### WHAT IS NEEDED
The records below are to be repeated exactly, and their pictures left out.
------------------------------------------------------------
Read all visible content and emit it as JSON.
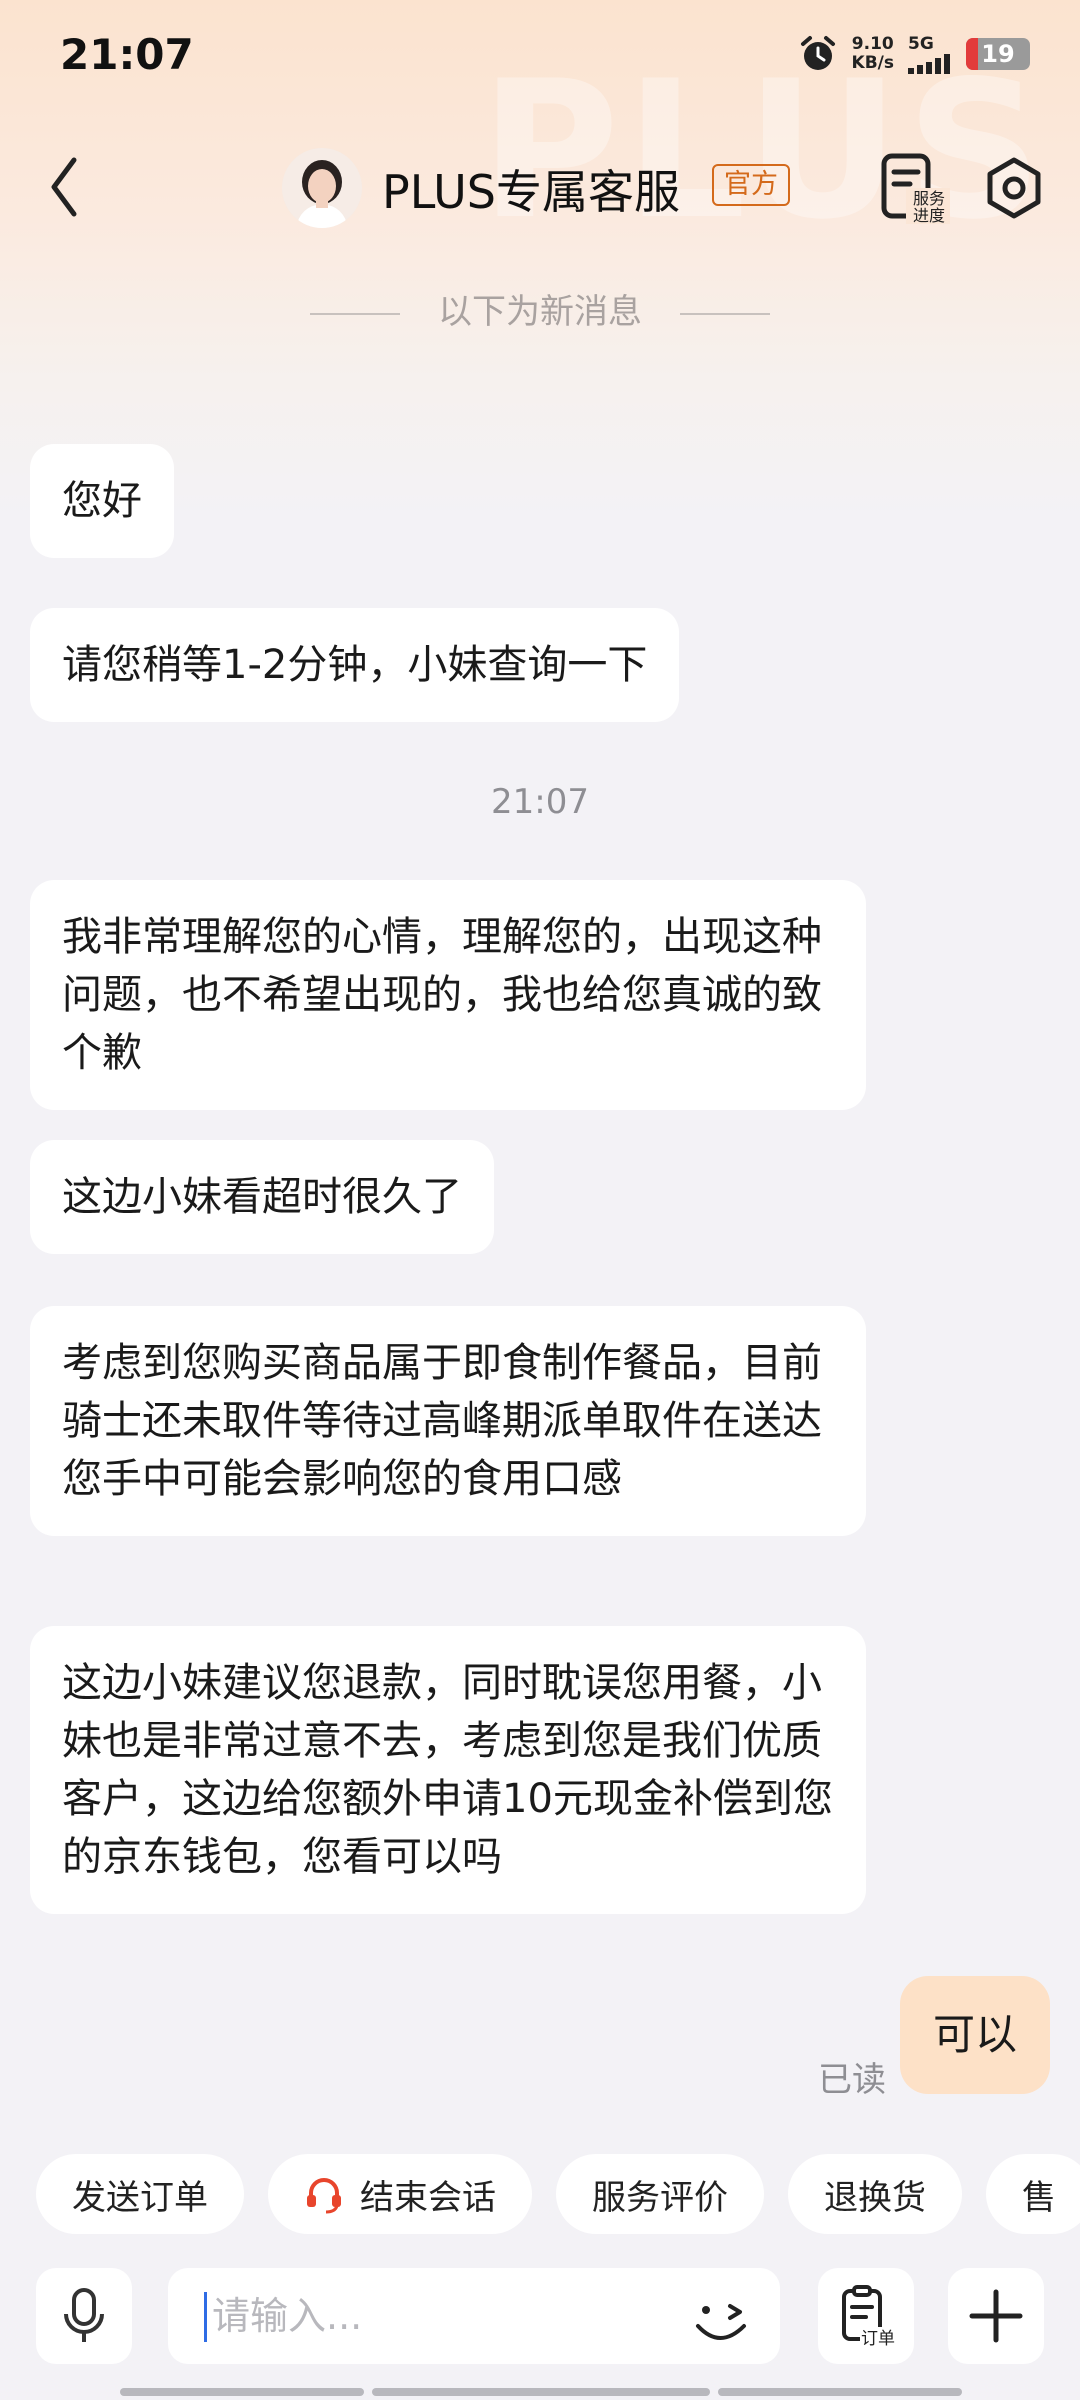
{
  "status_bar": {
    "time": "21:07",
    "net_speed_value": "9.10",
    "net_speed_unit": "KB/s",
    "network": "5G",
    "battery": "19"
  },
  "header": {
    "watermark": "PLUS",
    "title": "PLUS专属客服",
    "badge": "官方",
    "progress_label_1": "服务",
    "progress_label_2": "进度"
  },
  "divider_text": "以下为新消息",
  "messages": [
    {
      "text": "您好"
    },
    {
      "text": "请您稍等1-2分钟，小妹查询一下"
    },
    {
      "text": "我非常理解您的心情，理解您的，出现这种问题，也不希望出现的，我也给您真诚的致个歉"
    },
    {
      "text": "这边小妹看超时很久了"
    },
    {
      "text": "考虑到您购买商品属于即食制作餐品，目前骑士还未取件等待过高峰期派单取件在送达您手中可能会影响您的食用口感"
    },
    {
      "text": "这边小妹建议您退款，同时耽误您用餐，小妹也是非常过意不去，考虑到您是我们优质客户，这边给您额外申请10元现金补偿到您的京东钱包，您看可以吗"
    }
  ],
  "timestamp": "21:07",
  "my_message": {
    "text": "可以",
    "status": "已读"
  },
  "quick_actions": [
    "发送订单",
    "结束会话",
    "服务评价",
    "退换货",
    "售"
  ],
  "input": {
    "placeholder": "请输入...",
    "order_label": "订单"
  },
  "colors": {
    "accent": "#d46a1b",
    "my_bubble": "#fde1c7",
    "end_chat_icon": "#e8452c"
  }
}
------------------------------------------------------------
### ANSWER SPACE
Read all visible content and emit it as JSON.
{
  "status_bar": {
    "time": "21:07",
    "net_speed_value": "9.10",
    "net_speed_unit": "KB/s",
    "network": "5G",
    "battery": "19"
  },
  "header": {
    "watermark": "PLUS",
    "title": "PLUS专属客服",
    "badge": "官方",
    "progress_label_1": "服务",
    "progress_label_2": "进度"
  },
  "divider_text": "以下为新消息",
  "messages": [
    {
      "text": "您好"
    },
    {
      "text": "请您稍等1-2分钟，小妹查询一下"
    },
    {
      "text": "我非常理解您的心情，理解您的，出现这种问题，也不希望出现的，我也给您真诚的致个歉"
    },
    {
      "text": "这边小妹看超时很久了"
    },
    {
      "text": "考虑到您购买商品属于即食制作餐品，目前骑士还未取件等待过高峰期派单取件在送达您手中可能会影响您的食用口感"
    },
    {
      "text": "这边小妹建议您退款，同时耽误您用餐，小妹也是非常过意不去，考虑到您是我们优质客户，这边给您额外申请10元现金补偿到您的京东钱包，您看可以吗"
    }
  ],
  "timestamp": "21:07",
  "my_message": {
    "text": "可以",
    "status": "已读"
  },
  "quick_actions": [
    "发送订单",
    "结束会话",
    "服务评价",
    "退换货",
    "售"
  ],
  "input": {
    "placeholder": "请输入...",
    "order_label": "订单"
  },
  "colors": {
    "accent": "#d46a1b",
    "my_bubble": "#fde1c7",
    "end_chat_icon": "#e8452c"
  }
}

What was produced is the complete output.